• [What the task asks]
A single number is the answer here: the count of lines in the data below that include the word "icon".

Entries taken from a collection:
↓↓↓
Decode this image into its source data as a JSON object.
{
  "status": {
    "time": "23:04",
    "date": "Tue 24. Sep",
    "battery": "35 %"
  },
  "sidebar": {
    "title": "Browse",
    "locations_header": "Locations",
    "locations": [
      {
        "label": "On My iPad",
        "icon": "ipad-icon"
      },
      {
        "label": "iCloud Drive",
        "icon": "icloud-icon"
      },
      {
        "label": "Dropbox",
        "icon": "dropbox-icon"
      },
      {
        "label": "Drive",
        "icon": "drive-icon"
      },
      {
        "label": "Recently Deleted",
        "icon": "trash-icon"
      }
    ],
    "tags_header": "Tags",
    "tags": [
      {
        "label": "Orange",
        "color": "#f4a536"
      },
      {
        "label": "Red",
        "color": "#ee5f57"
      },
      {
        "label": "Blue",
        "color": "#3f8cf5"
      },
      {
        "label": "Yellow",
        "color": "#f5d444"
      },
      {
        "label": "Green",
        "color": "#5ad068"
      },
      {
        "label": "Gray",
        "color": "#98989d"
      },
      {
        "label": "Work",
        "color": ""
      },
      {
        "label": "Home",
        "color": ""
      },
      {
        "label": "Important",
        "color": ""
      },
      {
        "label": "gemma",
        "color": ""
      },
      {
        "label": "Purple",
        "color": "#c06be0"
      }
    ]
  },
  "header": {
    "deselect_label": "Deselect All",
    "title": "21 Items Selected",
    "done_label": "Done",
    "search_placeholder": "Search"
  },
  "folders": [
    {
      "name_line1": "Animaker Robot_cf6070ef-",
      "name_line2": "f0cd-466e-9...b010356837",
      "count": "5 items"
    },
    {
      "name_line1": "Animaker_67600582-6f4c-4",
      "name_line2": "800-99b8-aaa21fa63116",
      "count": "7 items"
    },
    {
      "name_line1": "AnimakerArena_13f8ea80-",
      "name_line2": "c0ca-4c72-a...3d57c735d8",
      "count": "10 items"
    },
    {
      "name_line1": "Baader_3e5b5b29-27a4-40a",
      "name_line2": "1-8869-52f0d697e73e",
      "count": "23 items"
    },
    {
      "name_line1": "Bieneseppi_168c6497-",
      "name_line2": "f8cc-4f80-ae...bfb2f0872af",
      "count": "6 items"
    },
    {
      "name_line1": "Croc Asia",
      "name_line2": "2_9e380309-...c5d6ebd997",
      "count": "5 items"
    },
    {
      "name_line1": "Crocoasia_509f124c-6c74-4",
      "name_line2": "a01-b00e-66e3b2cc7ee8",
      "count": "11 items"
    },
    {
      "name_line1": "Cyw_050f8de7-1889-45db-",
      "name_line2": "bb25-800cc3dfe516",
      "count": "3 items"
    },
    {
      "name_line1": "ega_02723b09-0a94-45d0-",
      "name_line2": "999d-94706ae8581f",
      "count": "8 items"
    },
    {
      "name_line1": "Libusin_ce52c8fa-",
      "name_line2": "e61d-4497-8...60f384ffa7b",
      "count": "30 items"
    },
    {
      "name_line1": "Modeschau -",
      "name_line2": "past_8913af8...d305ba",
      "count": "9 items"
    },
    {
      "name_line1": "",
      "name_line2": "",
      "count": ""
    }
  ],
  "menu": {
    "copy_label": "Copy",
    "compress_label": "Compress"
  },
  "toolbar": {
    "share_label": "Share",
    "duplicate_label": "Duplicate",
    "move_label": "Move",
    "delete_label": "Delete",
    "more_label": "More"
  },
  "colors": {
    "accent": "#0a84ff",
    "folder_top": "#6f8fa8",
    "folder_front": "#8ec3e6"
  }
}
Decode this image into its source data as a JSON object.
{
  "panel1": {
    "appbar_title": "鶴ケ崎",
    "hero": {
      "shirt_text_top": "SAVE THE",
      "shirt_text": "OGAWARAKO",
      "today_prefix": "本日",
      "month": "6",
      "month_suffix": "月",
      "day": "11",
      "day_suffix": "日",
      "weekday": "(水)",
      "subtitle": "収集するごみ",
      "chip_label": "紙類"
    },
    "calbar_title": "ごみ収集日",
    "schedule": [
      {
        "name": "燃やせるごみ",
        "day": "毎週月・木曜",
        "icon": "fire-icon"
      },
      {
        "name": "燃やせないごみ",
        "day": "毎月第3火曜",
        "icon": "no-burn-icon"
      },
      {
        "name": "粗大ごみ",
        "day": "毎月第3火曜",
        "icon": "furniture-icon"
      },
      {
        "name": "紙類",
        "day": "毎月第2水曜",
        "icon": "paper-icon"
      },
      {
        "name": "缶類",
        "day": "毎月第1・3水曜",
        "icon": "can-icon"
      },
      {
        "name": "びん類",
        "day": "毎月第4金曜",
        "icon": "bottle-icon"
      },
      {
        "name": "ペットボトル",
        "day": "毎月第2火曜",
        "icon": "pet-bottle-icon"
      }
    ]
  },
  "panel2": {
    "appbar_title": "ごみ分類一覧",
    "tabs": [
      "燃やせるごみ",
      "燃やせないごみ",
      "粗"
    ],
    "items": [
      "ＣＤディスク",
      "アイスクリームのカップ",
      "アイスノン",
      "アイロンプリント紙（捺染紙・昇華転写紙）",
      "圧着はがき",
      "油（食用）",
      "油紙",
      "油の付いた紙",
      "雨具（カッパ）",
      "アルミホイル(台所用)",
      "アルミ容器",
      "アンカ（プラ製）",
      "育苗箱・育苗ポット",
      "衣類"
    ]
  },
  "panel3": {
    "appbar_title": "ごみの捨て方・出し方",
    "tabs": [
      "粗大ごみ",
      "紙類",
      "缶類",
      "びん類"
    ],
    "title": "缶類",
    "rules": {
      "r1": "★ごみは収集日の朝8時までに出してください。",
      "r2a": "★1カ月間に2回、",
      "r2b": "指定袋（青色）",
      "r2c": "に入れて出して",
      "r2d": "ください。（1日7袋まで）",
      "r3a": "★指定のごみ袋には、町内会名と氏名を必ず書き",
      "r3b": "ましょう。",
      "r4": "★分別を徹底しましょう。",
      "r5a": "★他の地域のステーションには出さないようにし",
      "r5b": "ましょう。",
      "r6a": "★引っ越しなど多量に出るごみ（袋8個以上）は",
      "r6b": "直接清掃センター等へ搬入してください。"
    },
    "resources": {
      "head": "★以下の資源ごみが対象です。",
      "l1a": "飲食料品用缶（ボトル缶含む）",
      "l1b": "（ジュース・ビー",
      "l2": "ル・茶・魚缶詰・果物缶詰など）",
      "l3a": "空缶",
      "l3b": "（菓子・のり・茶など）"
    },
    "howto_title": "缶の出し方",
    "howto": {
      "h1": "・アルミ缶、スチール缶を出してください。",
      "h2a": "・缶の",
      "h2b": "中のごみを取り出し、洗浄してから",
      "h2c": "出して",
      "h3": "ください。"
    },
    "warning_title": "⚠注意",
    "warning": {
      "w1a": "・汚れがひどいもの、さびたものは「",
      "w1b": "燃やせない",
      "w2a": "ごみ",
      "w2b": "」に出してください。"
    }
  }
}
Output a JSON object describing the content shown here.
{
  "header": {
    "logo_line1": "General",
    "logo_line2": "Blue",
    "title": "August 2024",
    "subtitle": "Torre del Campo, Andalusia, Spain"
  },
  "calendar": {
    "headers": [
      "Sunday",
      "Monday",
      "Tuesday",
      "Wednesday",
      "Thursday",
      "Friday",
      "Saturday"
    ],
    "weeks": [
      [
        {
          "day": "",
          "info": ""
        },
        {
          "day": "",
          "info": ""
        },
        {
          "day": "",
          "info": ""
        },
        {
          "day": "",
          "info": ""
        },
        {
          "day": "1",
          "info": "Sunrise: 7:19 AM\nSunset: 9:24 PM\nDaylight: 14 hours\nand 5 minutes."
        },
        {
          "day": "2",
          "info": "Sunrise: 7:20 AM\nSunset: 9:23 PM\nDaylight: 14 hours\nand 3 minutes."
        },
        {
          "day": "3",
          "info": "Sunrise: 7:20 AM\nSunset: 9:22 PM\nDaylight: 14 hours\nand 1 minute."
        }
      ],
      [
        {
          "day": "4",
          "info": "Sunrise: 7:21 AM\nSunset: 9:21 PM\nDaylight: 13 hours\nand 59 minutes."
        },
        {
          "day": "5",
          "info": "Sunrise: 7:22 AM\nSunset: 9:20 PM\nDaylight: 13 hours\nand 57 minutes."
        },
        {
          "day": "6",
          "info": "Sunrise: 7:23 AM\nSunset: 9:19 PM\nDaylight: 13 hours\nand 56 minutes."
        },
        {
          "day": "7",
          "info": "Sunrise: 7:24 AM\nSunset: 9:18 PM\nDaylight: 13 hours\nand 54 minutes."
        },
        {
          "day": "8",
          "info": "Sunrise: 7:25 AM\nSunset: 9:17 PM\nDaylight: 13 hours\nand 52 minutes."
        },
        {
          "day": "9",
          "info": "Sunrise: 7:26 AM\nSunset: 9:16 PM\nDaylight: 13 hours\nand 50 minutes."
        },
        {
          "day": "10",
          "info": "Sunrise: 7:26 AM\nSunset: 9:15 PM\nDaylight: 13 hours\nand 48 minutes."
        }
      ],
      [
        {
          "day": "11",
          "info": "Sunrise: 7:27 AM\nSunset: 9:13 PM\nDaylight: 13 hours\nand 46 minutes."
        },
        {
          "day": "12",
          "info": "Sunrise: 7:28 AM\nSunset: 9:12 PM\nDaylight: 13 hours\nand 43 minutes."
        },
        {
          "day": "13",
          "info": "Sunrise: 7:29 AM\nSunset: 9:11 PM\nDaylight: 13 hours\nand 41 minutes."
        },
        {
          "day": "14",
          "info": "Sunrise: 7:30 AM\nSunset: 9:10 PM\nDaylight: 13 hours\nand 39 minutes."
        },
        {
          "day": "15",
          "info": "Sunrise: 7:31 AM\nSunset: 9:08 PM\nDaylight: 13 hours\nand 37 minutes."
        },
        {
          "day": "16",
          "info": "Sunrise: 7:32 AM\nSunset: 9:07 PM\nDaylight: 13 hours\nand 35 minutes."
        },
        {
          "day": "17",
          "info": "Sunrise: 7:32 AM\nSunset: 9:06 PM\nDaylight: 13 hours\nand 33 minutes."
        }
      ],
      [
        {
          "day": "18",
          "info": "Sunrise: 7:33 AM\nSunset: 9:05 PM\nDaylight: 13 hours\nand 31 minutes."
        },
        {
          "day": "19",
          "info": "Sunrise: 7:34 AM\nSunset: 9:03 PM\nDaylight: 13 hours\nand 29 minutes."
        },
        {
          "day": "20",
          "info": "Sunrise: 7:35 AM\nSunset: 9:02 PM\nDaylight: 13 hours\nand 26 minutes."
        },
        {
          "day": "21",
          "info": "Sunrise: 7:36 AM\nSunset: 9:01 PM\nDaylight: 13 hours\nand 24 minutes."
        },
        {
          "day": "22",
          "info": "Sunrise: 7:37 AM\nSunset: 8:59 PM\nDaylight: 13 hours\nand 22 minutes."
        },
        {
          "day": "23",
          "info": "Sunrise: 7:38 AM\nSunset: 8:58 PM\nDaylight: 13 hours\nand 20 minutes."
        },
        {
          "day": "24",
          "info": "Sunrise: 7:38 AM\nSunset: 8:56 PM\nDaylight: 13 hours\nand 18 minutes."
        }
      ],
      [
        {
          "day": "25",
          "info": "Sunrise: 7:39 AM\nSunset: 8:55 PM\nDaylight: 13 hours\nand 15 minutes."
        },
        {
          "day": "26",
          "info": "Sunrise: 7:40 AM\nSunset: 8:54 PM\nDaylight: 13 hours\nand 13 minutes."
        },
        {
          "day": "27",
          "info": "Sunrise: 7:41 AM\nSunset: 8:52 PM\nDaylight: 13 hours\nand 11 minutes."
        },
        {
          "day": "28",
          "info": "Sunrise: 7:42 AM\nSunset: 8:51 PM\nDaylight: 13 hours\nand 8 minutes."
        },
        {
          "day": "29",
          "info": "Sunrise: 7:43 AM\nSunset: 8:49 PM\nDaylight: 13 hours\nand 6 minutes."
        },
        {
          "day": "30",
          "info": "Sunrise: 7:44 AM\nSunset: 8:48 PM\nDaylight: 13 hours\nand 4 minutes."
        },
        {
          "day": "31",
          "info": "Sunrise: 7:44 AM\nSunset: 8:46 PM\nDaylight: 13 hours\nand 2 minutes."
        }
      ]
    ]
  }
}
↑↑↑
• [Output below]
12